Palo Alto's Public Works Department staff blundered when it cut down 63 holly oaks on California Avenue -- more than the "about 50" initially estimated -- last week without first notifying the neighborhood, City Manager James Keene acknowledged Monday night.
The tree-replacement project, which has been in the planning stages since 2005, angered residents and shoppers at California Avenue, many of whom were shocked to see city crews take down trees on three commercial blocks last week.
Several residents showed up at the City Council meeting Monday night to vent their frustrations and ask how it was possible for a notoriously green city such as Palo Alto to take down dozens of trees with virtually no warning.
Several members of the council voiced similar frustrations.
Councilman Sid Espinosa asked Keene what the reprimand would be for those who made the decision to take down the trees and said he wants to make sure that similar blunders don't happen again.
Vice Mayor Jack Morton received a round of applause from the audience when he said he wants to understand "how in Palo Alto we can clearcut three contiguous blocks of trees without any of us in the community understanding the impacts."
"I want a process in which 63 trees can never be cut down without us having a chance to say, 'This is not how we want California Avenue to look for the next 15 years,'" Morton said.
Keene, who was also caught off-guard by the sudden tree removal, apologized to the council and the residents for the inadequate public outreach and pledged to provide more information to the community about future beautification efforts on California Avenue.
He recapped the history of the streetscape project, which was originally requested by the California Avenue Area Development Association (CAADA) in 2005. The project was designed with community input and was ultimately endorsed by CAADA, Canopy, the Palo Alto Chamber of Commerce and other stakeholders in the busy business district.
The project initially included streetlight replacement and upgraded benches, newsracks and other improvements. Many of these features were subsequently eliminated because of funding shortages.
But while the design process included extensive outreach, the implementation of the plan was hasty and insufficiently publicized, Keene said. In January, CAADA recommended replacing the trees all at once so that the new trees can all grow together.
CAADA President Ronna Devincenzi told the council that the old trees had to be removed because they were damaged and diseased.

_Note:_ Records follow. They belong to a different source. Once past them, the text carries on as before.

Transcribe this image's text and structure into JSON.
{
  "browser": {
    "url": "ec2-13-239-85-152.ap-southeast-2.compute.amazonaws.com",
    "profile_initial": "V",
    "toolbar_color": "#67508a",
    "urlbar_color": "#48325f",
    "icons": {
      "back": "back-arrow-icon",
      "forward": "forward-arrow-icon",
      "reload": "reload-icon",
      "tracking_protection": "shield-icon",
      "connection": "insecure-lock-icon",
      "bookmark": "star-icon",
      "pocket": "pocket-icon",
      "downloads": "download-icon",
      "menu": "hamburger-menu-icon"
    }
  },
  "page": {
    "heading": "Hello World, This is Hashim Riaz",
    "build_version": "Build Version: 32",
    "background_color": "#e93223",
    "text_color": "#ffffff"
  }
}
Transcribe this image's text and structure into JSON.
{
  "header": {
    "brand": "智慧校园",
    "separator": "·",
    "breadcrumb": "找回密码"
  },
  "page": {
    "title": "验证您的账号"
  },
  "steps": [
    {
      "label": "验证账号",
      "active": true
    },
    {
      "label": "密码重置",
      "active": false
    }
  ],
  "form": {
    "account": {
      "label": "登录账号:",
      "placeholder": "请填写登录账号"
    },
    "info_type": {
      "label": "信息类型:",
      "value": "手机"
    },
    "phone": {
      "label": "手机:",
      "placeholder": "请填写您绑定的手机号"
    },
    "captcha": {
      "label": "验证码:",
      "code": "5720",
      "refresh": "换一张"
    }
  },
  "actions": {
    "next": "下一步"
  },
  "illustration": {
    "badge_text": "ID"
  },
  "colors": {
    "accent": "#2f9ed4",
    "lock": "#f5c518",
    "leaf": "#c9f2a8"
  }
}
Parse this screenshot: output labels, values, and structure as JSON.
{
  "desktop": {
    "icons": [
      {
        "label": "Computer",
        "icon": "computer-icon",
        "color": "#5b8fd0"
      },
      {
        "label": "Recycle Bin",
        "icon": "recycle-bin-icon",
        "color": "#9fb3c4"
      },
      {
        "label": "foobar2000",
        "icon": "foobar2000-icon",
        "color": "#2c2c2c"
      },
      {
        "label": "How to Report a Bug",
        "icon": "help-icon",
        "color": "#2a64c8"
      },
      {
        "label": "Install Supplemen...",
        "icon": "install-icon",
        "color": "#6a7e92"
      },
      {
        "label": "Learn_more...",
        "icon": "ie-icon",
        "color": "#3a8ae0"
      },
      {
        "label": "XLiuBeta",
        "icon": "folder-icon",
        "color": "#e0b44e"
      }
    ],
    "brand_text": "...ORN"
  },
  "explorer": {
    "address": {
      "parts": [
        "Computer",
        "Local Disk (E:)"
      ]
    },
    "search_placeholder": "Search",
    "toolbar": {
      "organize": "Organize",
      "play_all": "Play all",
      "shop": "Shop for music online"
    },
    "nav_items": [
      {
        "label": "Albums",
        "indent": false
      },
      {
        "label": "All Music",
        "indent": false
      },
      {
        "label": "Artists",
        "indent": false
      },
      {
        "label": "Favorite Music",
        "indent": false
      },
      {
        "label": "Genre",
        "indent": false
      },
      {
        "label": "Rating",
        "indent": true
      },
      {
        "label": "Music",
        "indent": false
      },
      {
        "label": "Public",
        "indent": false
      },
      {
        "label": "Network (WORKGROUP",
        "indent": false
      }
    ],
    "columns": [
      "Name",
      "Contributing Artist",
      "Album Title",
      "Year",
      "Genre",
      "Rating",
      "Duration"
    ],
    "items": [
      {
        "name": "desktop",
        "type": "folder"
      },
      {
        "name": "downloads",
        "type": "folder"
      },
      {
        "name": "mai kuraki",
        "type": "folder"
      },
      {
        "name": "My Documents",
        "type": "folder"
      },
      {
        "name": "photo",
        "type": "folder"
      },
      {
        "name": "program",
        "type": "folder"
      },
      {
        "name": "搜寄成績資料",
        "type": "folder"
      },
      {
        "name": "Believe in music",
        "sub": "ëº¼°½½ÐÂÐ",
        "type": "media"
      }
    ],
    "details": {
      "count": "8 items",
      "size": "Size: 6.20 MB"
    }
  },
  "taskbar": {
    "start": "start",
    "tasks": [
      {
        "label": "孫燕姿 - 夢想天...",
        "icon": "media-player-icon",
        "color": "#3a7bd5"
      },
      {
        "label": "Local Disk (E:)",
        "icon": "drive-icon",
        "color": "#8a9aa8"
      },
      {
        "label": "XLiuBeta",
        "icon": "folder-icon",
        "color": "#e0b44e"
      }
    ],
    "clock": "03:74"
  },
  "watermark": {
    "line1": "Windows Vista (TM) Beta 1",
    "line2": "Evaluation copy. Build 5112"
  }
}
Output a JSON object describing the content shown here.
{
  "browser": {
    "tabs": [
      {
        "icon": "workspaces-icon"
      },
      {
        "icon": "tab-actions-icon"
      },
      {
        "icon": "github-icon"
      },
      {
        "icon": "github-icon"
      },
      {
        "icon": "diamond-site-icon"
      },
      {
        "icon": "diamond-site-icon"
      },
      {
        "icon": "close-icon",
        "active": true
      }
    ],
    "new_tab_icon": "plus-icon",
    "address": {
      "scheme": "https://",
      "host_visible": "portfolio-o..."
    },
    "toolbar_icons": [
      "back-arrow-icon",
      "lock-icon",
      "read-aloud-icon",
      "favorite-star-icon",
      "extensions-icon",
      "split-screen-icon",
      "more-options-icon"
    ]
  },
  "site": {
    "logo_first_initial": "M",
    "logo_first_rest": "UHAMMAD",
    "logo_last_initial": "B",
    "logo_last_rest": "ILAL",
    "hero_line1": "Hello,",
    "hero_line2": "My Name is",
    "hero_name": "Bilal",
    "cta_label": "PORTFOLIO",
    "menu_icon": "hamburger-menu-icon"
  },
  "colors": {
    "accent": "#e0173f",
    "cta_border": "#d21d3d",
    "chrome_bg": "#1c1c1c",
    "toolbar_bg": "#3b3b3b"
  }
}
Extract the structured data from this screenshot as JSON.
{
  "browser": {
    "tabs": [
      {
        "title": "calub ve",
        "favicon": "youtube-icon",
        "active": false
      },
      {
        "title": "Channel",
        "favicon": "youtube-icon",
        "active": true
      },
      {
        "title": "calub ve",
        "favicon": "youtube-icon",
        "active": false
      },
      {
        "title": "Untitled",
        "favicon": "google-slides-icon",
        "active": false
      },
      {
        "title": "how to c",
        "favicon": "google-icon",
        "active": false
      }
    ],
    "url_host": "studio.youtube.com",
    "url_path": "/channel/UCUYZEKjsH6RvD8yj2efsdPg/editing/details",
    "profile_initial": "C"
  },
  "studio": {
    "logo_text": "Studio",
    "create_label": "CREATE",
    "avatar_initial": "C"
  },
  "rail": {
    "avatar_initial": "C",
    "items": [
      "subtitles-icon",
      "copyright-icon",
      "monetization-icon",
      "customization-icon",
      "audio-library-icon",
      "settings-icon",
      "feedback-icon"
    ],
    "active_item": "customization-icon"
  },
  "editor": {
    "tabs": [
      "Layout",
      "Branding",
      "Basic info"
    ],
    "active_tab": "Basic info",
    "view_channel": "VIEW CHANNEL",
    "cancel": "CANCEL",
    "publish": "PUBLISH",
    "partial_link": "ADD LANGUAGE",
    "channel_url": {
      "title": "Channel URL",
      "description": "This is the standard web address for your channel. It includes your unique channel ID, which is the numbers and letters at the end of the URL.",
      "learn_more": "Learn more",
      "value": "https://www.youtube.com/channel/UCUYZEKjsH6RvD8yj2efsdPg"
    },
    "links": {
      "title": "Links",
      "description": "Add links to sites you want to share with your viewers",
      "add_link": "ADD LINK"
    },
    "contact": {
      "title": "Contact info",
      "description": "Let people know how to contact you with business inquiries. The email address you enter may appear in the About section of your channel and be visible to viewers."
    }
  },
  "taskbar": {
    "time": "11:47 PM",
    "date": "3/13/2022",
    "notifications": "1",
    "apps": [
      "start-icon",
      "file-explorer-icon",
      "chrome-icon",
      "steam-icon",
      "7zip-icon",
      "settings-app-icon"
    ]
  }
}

Keene said staff discussed the outreach plan at a Sept. 9 meeting with CAADA, but the city's project engineer authorized the project before the outreach plan could be implemented. Keene said he directed staff to work with Canopy and other stakeholders on deciding how next to proceed with the tree-replacement project.
"I do apologize to the council and the community for an implementation that didn't match the effort on the design," Keene told the council.
Keene's statements placated some of the critics, a few of whom complained Monday that removal of the trees badly scarred the California Avenue district. Dozens of city residents had vented their outrage in e-mails and postings on Town Square, Palo Alto Online's community forum.
Area resident Todd Burke told the council Monday that he was out of town when the trees were taken down. He said he was shocked by what he saw when he returned.
"I came home to a completely barren, desolate street," Burke said. "It was quite mind-boggling."
But Burke said he was surprised by Keene's "falling on (his) sword" and thanked him for his candid response.
Nancy Moss, who also lives in the neighborhood, said she's been shopping in the business district for the past 36 years and never heard a word from the city about the tree removal. Like other speakers, she said she was encouraged by Keene's comments Monday and encouraged city officials to come up with creative ways to notify the community about major changes to the streets.
"I'm happy to hear that new measures are being considered and I very much would like to be part of the process," Moss said.
Keene said there would be a variety of trees planted along the street, and for about $20,000 some could be larger than initially planned.